» Task prompt
The answer must consist of every line in the data below that holds the word "this".

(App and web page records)

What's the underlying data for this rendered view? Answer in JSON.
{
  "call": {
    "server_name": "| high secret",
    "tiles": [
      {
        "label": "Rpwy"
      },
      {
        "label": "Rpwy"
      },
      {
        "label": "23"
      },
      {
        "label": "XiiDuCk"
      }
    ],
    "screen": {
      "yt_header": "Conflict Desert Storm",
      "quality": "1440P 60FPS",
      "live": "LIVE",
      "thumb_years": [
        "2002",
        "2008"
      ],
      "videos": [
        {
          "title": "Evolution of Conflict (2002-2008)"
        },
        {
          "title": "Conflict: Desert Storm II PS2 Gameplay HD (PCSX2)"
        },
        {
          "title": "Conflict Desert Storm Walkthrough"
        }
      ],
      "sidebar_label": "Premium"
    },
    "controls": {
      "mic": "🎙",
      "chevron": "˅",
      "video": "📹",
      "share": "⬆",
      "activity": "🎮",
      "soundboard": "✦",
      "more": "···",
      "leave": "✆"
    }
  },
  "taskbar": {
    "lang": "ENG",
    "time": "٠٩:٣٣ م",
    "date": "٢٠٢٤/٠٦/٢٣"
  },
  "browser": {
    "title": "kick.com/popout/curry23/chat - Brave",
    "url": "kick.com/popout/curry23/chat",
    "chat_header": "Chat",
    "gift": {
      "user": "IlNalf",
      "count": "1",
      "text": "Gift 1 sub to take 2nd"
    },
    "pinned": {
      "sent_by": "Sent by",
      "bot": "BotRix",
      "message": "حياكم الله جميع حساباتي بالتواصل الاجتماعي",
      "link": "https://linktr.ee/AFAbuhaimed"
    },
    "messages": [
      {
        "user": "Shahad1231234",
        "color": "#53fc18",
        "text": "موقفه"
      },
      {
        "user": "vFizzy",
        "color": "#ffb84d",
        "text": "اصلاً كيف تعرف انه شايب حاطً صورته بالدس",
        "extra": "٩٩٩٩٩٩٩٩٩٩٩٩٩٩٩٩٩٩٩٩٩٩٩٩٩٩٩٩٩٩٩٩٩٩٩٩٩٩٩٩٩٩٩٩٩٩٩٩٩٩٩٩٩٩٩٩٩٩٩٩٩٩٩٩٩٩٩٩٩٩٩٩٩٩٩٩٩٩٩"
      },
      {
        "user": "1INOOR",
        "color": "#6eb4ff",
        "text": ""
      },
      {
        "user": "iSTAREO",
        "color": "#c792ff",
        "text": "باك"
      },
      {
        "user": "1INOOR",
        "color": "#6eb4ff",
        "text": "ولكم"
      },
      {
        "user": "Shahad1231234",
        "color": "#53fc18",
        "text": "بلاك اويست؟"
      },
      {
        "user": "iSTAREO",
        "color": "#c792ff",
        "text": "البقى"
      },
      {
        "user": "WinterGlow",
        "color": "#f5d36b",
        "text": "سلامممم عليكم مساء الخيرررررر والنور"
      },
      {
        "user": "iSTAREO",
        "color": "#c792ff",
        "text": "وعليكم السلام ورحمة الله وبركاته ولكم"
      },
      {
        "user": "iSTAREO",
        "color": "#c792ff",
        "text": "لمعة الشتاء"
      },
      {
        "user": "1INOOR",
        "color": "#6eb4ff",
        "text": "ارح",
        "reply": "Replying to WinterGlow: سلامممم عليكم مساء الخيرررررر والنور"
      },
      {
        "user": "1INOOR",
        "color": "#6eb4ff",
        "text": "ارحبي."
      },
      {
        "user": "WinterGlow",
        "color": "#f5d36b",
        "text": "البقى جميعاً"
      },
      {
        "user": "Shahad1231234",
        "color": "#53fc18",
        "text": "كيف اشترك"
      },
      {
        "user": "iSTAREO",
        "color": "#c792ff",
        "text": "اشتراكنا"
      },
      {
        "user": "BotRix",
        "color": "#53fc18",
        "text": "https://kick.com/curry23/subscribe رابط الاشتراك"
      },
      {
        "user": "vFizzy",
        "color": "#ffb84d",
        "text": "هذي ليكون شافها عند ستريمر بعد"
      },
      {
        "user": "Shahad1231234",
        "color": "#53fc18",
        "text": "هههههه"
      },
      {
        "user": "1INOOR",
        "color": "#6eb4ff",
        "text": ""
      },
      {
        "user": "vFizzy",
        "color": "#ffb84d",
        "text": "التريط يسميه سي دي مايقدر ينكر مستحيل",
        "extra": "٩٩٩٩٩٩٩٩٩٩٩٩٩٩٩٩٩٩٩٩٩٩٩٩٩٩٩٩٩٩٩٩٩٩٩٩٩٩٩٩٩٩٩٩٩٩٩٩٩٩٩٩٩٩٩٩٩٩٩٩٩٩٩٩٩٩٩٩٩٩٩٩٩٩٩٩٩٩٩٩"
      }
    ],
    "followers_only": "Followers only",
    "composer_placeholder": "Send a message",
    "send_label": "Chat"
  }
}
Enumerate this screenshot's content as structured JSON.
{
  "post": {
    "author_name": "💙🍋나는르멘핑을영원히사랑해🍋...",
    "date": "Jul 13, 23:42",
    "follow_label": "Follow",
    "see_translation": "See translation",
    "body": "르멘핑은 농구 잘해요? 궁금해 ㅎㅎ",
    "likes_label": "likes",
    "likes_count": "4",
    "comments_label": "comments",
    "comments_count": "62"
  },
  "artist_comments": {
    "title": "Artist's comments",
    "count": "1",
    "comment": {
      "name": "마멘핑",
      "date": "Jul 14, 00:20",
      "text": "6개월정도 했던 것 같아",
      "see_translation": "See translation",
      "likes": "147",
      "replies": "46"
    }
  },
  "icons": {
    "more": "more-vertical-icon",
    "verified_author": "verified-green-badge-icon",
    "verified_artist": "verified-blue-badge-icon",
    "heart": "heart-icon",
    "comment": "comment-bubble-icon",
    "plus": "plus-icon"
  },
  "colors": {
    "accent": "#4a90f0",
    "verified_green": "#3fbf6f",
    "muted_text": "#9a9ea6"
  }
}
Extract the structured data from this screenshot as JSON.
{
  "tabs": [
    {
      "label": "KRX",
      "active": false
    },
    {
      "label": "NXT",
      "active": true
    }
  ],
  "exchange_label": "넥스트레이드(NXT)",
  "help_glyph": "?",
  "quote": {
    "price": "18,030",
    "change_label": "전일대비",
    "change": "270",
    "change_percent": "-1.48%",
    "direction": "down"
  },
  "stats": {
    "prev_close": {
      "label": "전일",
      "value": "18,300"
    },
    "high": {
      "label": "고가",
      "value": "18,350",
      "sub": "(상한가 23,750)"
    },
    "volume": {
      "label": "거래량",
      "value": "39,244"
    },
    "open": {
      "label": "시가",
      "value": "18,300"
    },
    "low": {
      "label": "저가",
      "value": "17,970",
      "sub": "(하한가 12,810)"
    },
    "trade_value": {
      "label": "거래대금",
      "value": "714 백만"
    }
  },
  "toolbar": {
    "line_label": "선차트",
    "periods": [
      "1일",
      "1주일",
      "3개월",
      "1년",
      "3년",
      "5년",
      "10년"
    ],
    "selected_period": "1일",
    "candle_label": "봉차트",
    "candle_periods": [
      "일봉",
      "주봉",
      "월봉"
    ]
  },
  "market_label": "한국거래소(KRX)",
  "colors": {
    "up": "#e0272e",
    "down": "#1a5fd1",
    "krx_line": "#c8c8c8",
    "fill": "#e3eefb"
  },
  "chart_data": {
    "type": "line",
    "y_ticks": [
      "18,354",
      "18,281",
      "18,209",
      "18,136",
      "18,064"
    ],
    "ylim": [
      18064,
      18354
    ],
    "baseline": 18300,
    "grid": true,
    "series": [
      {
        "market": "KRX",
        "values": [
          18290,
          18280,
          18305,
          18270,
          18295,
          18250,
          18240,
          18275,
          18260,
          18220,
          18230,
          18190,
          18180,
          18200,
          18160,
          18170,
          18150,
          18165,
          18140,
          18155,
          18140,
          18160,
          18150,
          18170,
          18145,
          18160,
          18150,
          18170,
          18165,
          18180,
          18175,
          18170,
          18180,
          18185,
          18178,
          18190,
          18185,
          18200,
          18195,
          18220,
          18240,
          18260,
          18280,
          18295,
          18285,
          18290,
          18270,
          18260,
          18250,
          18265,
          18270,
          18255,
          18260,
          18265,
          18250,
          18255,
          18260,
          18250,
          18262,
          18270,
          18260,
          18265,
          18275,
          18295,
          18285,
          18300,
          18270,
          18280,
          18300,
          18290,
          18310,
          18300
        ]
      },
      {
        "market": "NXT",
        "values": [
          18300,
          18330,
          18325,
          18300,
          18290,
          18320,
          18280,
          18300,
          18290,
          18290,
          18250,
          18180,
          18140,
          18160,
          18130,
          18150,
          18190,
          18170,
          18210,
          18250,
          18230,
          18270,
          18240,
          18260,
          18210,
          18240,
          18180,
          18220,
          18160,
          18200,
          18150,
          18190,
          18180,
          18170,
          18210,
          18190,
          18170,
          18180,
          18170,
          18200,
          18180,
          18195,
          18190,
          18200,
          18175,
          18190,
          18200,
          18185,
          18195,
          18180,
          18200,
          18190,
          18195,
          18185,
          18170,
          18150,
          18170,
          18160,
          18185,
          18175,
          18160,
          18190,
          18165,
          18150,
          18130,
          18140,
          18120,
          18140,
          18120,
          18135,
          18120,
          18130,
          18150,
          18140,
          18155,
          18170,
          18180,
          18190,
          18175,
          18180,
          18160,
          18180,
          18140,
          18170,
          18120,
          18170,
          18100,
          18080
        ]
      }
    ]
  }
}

» Result
What's the underlying data for this rendered view? Answer in JSON.
Enumerate this screenshot's content as structured JSON.
Extract the structured data from this screenshot as JSON.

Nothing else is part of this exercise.